Exercise description:
Word for word, and with pictures excluded, copy out all the records that follow.

Records from a dataset:
○ ○ ○ ○

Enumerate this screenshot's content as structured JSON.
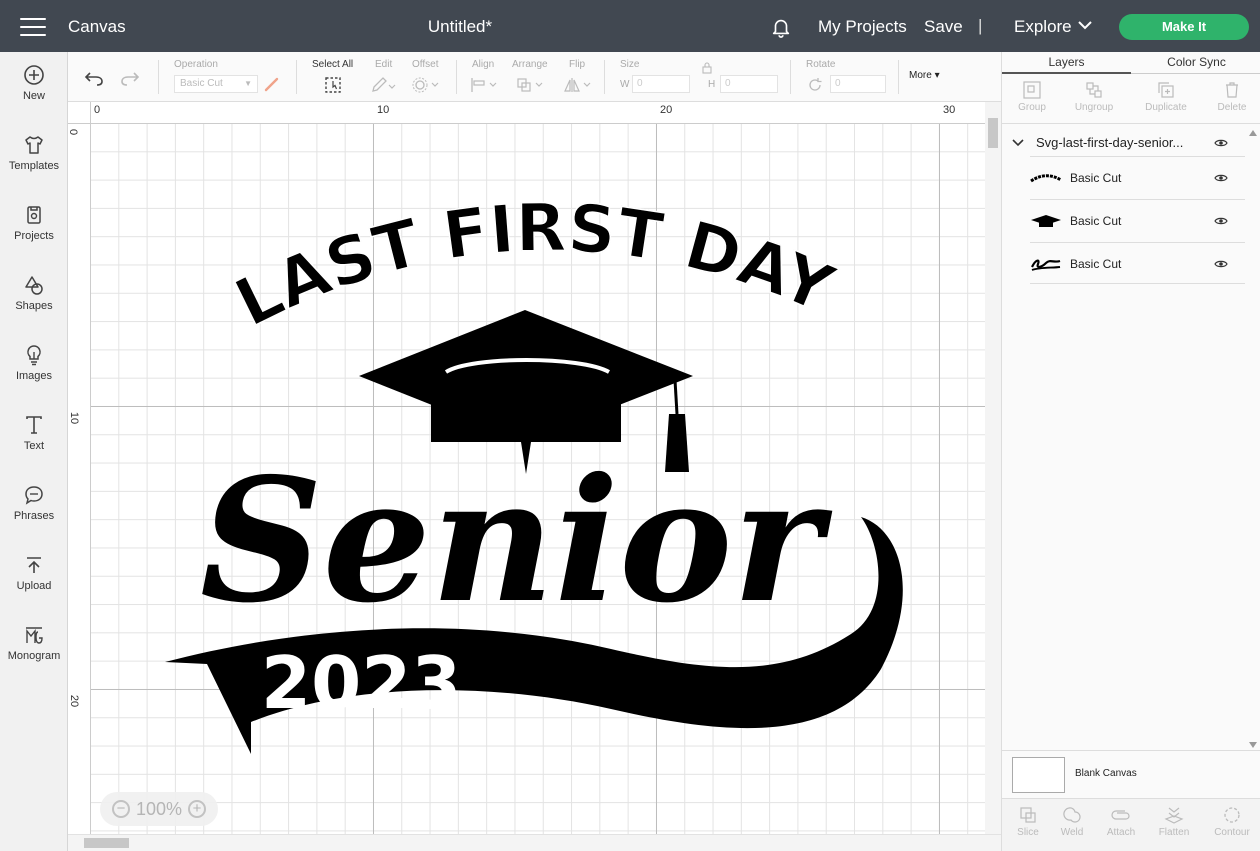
{
  "topbar": {
    "app_title": "Canvas",
    "doc_title": "Untitled*",
    "my_projects": "My Projects",
    "save": "Save",
    "separator": "|",
    "explore": "Explore",
    "make_it": "Make It"
  },
  "sidebar": {
    "items": [
      {
        "label": "New",
        "icon": "plus-circle-icon"
      },
      {
        "label": "Templates",
        "icon": "shirt-icon"
      },
      {
        "label": "Projects",
        "icon": "projects-icon"
      },
      {
        "label": "Shapes",
        "icon": "shapes-icon"
      },
      {
        "label": "Images",
        "icon": "lightbulb-icon"
      },
      {
        "label": "Text",
        "icon": "text-icon"
      },
      {
        "label": "Phrases",
        "icon": "speech-bubble-icon"
      },
      {
        "label": "Upload",
        "icon": "upload-icon"
      },
      {
        "label": "Monogram",
        "icon": "monogram-icon"
      }
    ]
  },
  "toolbar": {
    "operation_label": "Operation",
    "operation_value": "Basic Cut",
    "select_all": "Select All",
    "edit": "Edit",
    "offset": "Offset",
    "align": "Align",
    "arrange": "Arrange",
    "flip": "Flip",
    "size": "Size",
    "w_label": "W",
    "w_value": "0",
    "h_label": "H",
    "h_value": "0",
    "rotate": "Rotate",
    "rotate_value": "0",
    "more": "More"
  },
  "rulers": {
    "top": [
      "0",
      "10",
      "20",
      "30"
    ],
    "left": [
      "0",
      "10",
      "20"
    ]
  },
  "zoom": {
    "minus": "−",
    "value": "100%",
    "plus": "+"
  },
  "design": {
    "arc_text": "LAST FIRST DAY",
    "script_word": "Senior",
    "year": "2023"
  },
  "panel": {
    "tabs": [
      "Layers",
      "Color Sync"
    ],
    "tools": [
      "Group",
      "Ungroup",
      "Duplicate",
      "Delete"
    ],
    "group_name": "Svg-last-first-day-senior...",
    "layers": [
      {
        "name": "Basic Cut",
        "thumb": "arc-text-thumbnail"
      },
      {
        "name": "Basic Cut",
        "thumb": "grad-cap-thumbnail"
      },
      {
        "name": "Basic Cut",
        "thumb": "senior-script-thumbnail"
      }
    ],
    "blank_canvas": "Blank Canvas",
    "bottom_tools": [
      "Slice",
      "Weld",
      "Attach",
      "Flatten",
      "Contour"
    ]
  },
  "colors": {
    "topbar": "#414851",
    "make_it": "#2fb36b",
    "design_fill": "#000000"
  }
}
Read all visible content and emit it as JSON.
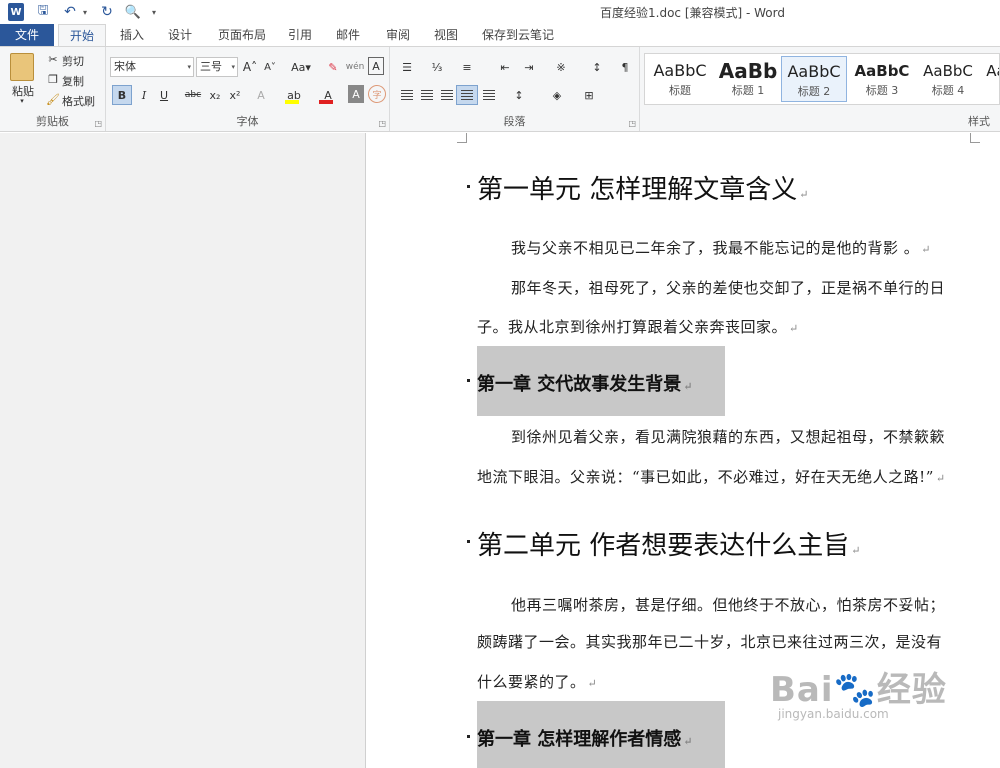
{
  "window": {
    "title": "百度经验1.doc [兼容模式] - Word",
    "logo": "W",
    "save_icon": "🖫",
    "undo_icon": "↶",
    "redo_icon": "↻",
    "preview_icon": "🔍",
    "dropdown": "▾"
  },
  "tabs": [
    "文件",
    "开始",
    "插入",
    "设计",
    "页面布局",
    "引用",
    "邮件",
    "审阅",
    "视图",
    "保存到云笔记"
  ],
  "ribbon": {
    "clipboard": {
      "label": "剪贴板",
      "paste": "粘贴",
      "cut": "剪切",
      "copy": "复制",
      "painter": "格式刷"
    },
    "font": {
      "label": "字体",
      "name": "宋体",
      "size": "三号",
      "grow": "A˄",
      "shrink": "A˅",
      "case": "Aa▾",
      "clear": "✎",
      "phonetic": "wén",
      "border_char": "A",
      "bold": "B",
      "italic": "I",
      "underline": "U",
      "strike": "abc",
      "sub": "x₂",
      "sup": "x²",
      "effect": "A",
      "highlight": "ab",
      "fontcolor": "A",
      "shade": "A",
      "enclose": "字"
    },
    "paragraph": {
      "label": "段落",
      "bullets": "☰",
      "numbering": "⅓",
      "multilevel": "≡",
      "decrease_indent": "⇤",
      "increase_indent": "⇥",
      "asian_layout": "※",
      "sort": "↕",
      "marks": "¶",
      "line_spacing": "↕",
      "shading": "◈",
      "borders": "⊞"
    },
    "styles": {
      "label": "样式",
      "items": [
        {
          "preview": "AaBbC",
          "name": "标题"
        },
        {
          "preview": "AaBb",
          "name": "标题 1"
        },
        {
          "preview": "AaBbC",
          "name": "标题 2"
        },
        {
          "preview": "AaBbC",
          "name": "标题 3"
        },
        {
          "preview": "AaBbC",
          "name": "标题 4"
        },
        {
          "preview": "Aa",
          "name": ""
        }
      ]
    }
  },
  "document": {
    "unit1_heading": "第一单元    怎样理解文章含义",
    "p1": "我与父亲不相见已二年余了，我最不能忘记的是他的背影 。",
    "p2_line1": "那年冬天，祖母死了，父亲的差使也交卸了，正是祸不单行的日",
    "p2_line2": "子。我从北京到徐州打算跟着父亲奔丧回家。",
    "chapter1_heading": "第一章    交代故事发生背景",
    "p3_line1": "到徐州见着父亲，看见满院狼藉的东西，又想起祖母，不禁簌簌",
    "p3_line2": "地流下眼泪。父亲说：“事已如此，不必难过，好在天无绝人之路!”",
    "unit2_heading": "第二单元    作者想要表达什么主旨",
    "p4_line1": "他再三嘱咐茶房，甚是仔细。但他终于不放心，怕茶房不妥帖；",
    "p4_line2": "颇踌躇了一会。其实我那年已二十岁，北京已来往过两三次，是没有",
    "p4_line3": "什么要紧的了。",
    "chapter2_heading": "第一章    怎样理解作者情感",
    "para_mark": "↵"
  },
  "watermark": {
    "brand": "Bai🐾经验",
    "url": "jingyan.baidu.com"
  }
}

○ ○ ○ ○

Completed task:
Enumerate this screenshot's content as structured JSON.
{
  "topbar": {
    "app_title": "Canvas",
    "doc_title": "Untitled*",
    "my_projects": "My Projects",
    "save": "Save",
    "separator": "|",
    "explore": "Explore",
    "make_it": "Make It"
  },
  "sidebar": {
    "items": [
      {
        "label": "New",
        "icon": "plus-circle-icon"
      },
      {
        "label": "Templates",
        "icon": "shirt-icon"
      },
      {
        "label": "Projects",
        "icon": "projects-icon"
      },
      {
        "label": "Shapes",
        "icon": "shapes-icon"
      },
      {
        "label": "Images",
        "icon": "lightbulb-icon"
      },
      {
        "label": "Text",
        "icon": "text-icon"
      },
      {
        "label": "Phrases",
        "icon": "speech-bubble-icon"
      },
      {
        "label": "Upload",
        "icon": "upload-icon"
      },
      {
        "label": "Monogram",
        "icon": "monogram-icon"
      }
    ]
  },
  "toolbar": {
    "operation_label": "Operation",
    "operation_value": "Basic Cut",
    "select_all": "Select All",
    "edit": "Edit",
    "offset": "Offset",
    "align": "Align",
    "arrange": "Arrange",
    "flip": "Flip",
    "size": "Size",
    "w_label": "W",
    "w_value": "0",
    "h_label": "H",
    "h_value": "0",
    "rotate": "Rotate",
    "rotate_value": "0",
    "more": "More"
  },
  "rulers": {
    "top": [
      "0",
      "10",
      "20",
      "30"
    ],
    "left": [
      "0",
      "10",
      "20"
    ]
  },
  "zoom": {
    "minus": "−",
    "value": "100%",
    "plus": "+"
  },
  "design": {
    "arc_text": "LAST FIRST DAY",
    "script_word": "Senior",
    "year": "2023"
  },
  "panel": {
    "tabs": [
      "Layers",
      "Color Sync"
    ],
    "tools": [
      "Group",
      "Ungroup",
      "Duplicate",
      "Delete"
    ],
    "group_name": "Svg-last-first-day-senior...",
    "layers": [
      {
        "name": "Basic Cut",
        "thumb": "arc-text-thumbnail"
      },
      {
        "name": "Basic Cut",
        "thumb": "grad-cap-thumbnail"
      },
      {
        "name": "Basic Cut",
        "thumb": "senior-script-thumbnail"
      }
    ],
    "blank_canvas": "Blank Canvas",
    "bottom_tools": [
      "Slice",
      "Weld",
      "Attach",
      "Flatten",
      "Contour"
    ]
  },
  "colors": {
    "topbar": "#414851",
    "make_it": "#2fb36b",
    "design_fill": "#000000"
  }
}
Read all visible content and emit it as JSON.
{
  "window": {
    "title": "百度经验1.doc [兼容模式] - Word",
    "logo": "W",
    "save_icon": "🖫",
    "undo_icon": "↶",
    "redo_icon": "↻",
    "preview_icon": "🔍",
    "dropdown": "▾"
  },
  "tabs": [
    "文件",
    "开始",
    "插入",
    "设计",
    "页面布局",
    "引用",
    "邮件",
    "审阅",
    "视图",
    "保存到云笔记"
  ],
  "ribbon": {
    "clipboard": {
      "label": "剪贴板",
      "paste": "粘贴",
      "cut": "剪切",
      "copy": "复制",
      "painter": "格式刷"
    },
    "font": {
      "label": "字体",
      "name": "宋体",
      "size": "三号",
      "grow": "A˄",
      "shrink": "A˅",
      "case": "Aa▾",
      "clear": "✎",
      "phonetic": "wén",
      "border_char": "A",
      "bold": "B",
      "italic": "I",
      "underline": "U",
      "strike": "abc",
      "sub": "x₂",
      "sup": "x²",
      "effect": "A",
      "highlight": "ab",
      "fontcolor": "A",
      "shade": "A",
      "enclose": "字"
    },
    "paragraph": {
      "label": "段落",
      "bullets": "☰",
      "numbering": "⅓",
      "multilevel": "≡",
      "decrease_indent": "⇤",
      "increase_indent": "⇥",
      "asian_layout": "※",
      "sort": "↕",
      "marks": "¶",
      "line_spacing": "↕",
      "shading": "◈",
      "borders": "⊞"
    },
    "styles": {
      "label": "样式",
      "items": [
        {
          "preview": "AaBbC",
          "name": "标题"
        },
        {
          "preview": "AaBb",
          "name": "标题 1"
        },
        {
          "preview": "AaBbC",
          "name": "标题 2"
        },
        {
          "preview": "AaBbC",
          "name": "标题 3"
        },
        {
          "preview": "AaBbC",
          "name": "标题 4"
        },
        {
          "preview": "Aa",
          "name": ""
        }
      ]
    }
  },
  "document": {
    "unit1_heading": "第一单元    怎样理解文章含义",
    "p1": "我与父亲不相见已二年余了，我最不能忘记的是他的背影 。",
    "p2_line1": "那年冬天，祖母死了，父亲的差使也交卸了，正是祸不单行的日",
    "p2_line2": "子。我从北京到徐州打算跟着父亲奔丧回家。",
    "chapter1_heading": "第一章    交代故事发生背景",
    "p3_line1": "到徐州见着父亲，看见满院狼藉的东西，又想起祖母，不禁簌簌",
    "p3_line2": "地流下眼泪。父亲说：“事已如此，不必难过，好在天无绝人之路!”",
    "unit2_heading": "第二单元    作者想要表达什么主旨",
    "p4_line1": "他再三嘱咐茶房，甚是仔细。但他终于不放心，怕茶房不妥帖；",
    "p4_line2": "颇踌躇了一会。其实我那年已二十岁，北京已来往过两三次，是没有",
    "p4_line3": "什么要紧的了。",
    "chapter2_heading": "第一章    怎样理解作者情感",
    "para_mark": "↵"
  },
  "watermark": {
    "brand": "Bai🐾经验",
    "url": "jingyan.baidu.com"
  }
}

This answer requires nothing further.